September 15, 2016
SEO is a skill which many train for years in order to crack some magical use-all formula to get their posts ranking on the number one spot in Google. Whilst Google Ads can bring in a fantastic amount of targeted traffic, organically ranking for the right keywords can see insane amounts of traffic (and even conversions) come into your site because the audience was already interested in your page.
Although it isn’t going to bring results as quickly as a PPC campaign (and you can even use these methods for PPC), you can’t go wrong with a good old organic traffic campaign running alongside your ads.
You might despair (as I have a fair number of times) when you put time and effort into ranking for completely the wrong term. To combat this, you need to employ a keyword research process which has the perfect balance of volume, competition, and intent.
Put it this way, anyone with an internet connection can hop onto Google Keyword Planner and search for the volume and competition behind a keyword they think might be useful. However, if the audience searching that term doesn’t have the right intent, you could well end up harming your site more than you help it.
For example, a low intent could mean that your page’s bounce rate is high, as the audience wasn’t interested in sticking around for very long. Alternatively, the page might rank well, but the product you’re attempting to sell could get little to no attention at all, making your efforts for nought.
So, how do you find the perfectly balanced keyword? Well…
Give Volume Context
Whilst it may seem counter-intuitive, the highest volume keyword isn’t always the best choice. Not only will you likely have a far greater pool of competition to rank for the top spot, but the audience for that keyword will be unfocused.
Long-tail or niche keywords have a more direct intent behind them. For example, “online marketing tools” will have a far more targeted audience than just “online marketing.” The former will bring in potential customers for a marketing tool, whilst the latter could be searching for anything from a brief explanation to a comprehensive list of tips and tricks.
Judging both of these examples by volume alone, however, will give you a false positive. With 60x the search volume and both being “medium” competition, it’s very tempting to go for the gold. However, as previously stated, doing so will garner an audience which could be wholly uninterested in your particular page.
The lesson is to frame the volume of the keywords you research in the context of your content. Judge how likely a particular keyword is going to result in engaged users, along with the value of your content. If your content is anything less than stellar, you shouldn’t be looking to aim for the top keywords, as you’ll have a much harder time ranking due to disinterested (and unfocused) viewers.
Waver Competition Based On Quality
Whilst the competition (or “difficulty”) of a keyword shouldn’t be taken lightly, there’s more room for flexibility than many seem to state. It’s true that the higher the competition, the harder it is to rank, but you need to once again consider the quality of your content and the resources you’re willing to put into ranking it.

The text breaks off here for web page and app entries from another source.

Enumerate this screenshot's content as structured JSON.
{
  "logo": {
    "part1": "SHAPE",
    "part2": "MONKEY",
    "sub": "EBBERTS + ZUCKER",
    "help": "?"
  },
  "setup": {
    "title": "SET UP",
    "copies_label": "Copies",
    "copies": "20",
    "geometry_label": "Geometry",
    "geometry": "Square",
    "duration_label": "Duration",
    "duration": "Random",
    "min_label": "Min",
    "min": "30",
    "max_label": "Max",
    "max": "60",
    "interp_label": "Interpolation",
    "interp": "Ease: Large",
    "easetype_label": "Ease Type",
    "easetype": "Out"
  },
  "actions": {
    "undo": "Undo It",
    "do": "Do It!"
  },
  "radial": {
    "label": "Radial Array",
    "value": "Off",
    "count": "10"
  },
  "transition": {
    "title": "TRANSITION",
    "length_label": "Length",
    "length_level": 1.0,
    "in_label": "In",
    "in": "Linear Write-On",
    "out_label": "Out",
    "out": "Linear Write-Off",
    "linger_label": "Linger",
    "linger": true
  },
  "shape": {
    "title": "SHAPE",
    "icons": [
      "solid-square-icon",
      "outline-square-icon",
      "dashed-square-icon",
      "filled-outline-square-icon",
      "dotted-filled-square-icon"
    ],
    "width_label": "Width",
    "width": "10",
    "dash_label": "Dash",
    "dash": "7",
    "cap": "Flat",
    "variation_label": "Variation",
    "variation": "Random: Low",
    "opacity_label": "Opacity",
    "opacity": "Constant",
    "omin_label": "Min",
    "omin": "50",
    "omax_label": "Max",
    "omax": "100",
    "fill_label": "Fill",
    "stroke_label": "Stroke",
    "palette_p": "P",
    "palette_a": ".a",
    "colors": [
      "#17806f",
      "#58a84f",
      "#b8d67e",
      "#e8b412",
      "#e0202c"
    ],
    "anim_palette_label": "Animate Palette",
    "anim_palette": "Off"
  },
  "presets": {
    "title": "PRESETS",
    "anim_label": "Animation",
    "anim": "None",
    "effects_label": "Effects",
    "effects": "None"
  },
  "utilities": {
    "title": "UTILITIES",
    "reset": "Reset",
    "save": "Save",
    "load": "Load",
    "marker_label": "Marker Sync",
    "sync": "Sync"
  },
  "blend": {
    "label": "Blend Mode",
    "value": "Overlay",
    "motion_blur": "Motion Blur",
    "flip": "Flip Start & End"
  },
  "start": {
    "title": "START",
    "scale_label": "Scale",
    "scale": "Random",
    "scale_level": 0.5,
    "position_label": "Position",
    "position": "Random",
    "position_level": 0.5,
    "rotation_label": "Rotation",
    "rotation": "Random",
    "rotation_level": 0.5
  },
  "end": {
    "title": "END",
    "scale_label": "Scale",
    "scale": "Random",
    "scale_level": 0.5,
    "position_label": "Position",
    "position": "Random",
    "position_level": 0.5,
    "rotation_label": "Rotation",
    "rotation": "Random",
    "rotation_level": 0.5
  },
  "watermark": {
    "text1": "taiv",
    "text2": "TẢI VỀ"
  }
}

Like with volume, if you have a piece of content which is head and shoulders above the results currently ranking for a keyword, the reported difficulty means a little less than “always go for the bottom end.” This is once again down to audience engagement (a page which holds your audience is held in higher regard by Google) and the intent of users searching for any given term.
Keyword competition can also be less of a barrier if your site already holds a decent amount of influence. For example, if you’re able to easily generate links through guest posting or inter-linking on your own site, you’ll already have a slight boost to your chances of ranking on the top spot. If your social media accounts have many followers, consider the number of shares you will receive and the ground it can cover on mediums like Twitter and Facebook.
As with volume, you also need to frame difficulty in the context of the resources you’re willing to put it into ranking. A higher quality piece of content will be worth putting more effort into, and so difficulty once again becomes less of an issue.
Constantly Relate Back To Buyer Intent
Once you’ve sussed up the volume and difficulty of your top candidates, it’s time to frame everything in terms of the buyer intent behind each term. As already mentioned, buyer intent is exactly what it says on the tin – the intent behind a person who’s searching any given term.
Intent will relate back to your ultimate goal with the content you’re aiming to rank. If the goal is to raise awareness for a particular product, judge how likely a user searching your keyword is likely to be interested. If you’re building out an email list, take a while to think about whether the audience is going to be interested in hearing what the rest of your site has to say.
Admittedly, there’s no general rule for judging the intent behind any keyword. Usually, a long-tail keyword will have a higher intent behind it, but you’ll still need to make an educated guess. Search Google to see what kinds of sites are currently ranking (and whether they are relevant to your content), take a look on Quora to see what questions are being asked, or even boot up Buzzsumo to scour the most popular articles for the keyword.
This is the true art within your marketing processes as you can’t go entirely on numbers and statistics. Much like traditional marketing, you need to have a feel for your topic and learn to make the best call. If you think that a broader term has sufficient interest, you may well end up ranking for the long-tail keywords anyway.
Nonetheless, keeping context and content in mind when assessing keyword volume, competition and intent will go a long way to making sure that your efforts will bring in the highest volume of users targeted towards your specific needs. All you need to do now is take the leap and give your keywords the attention they deserve.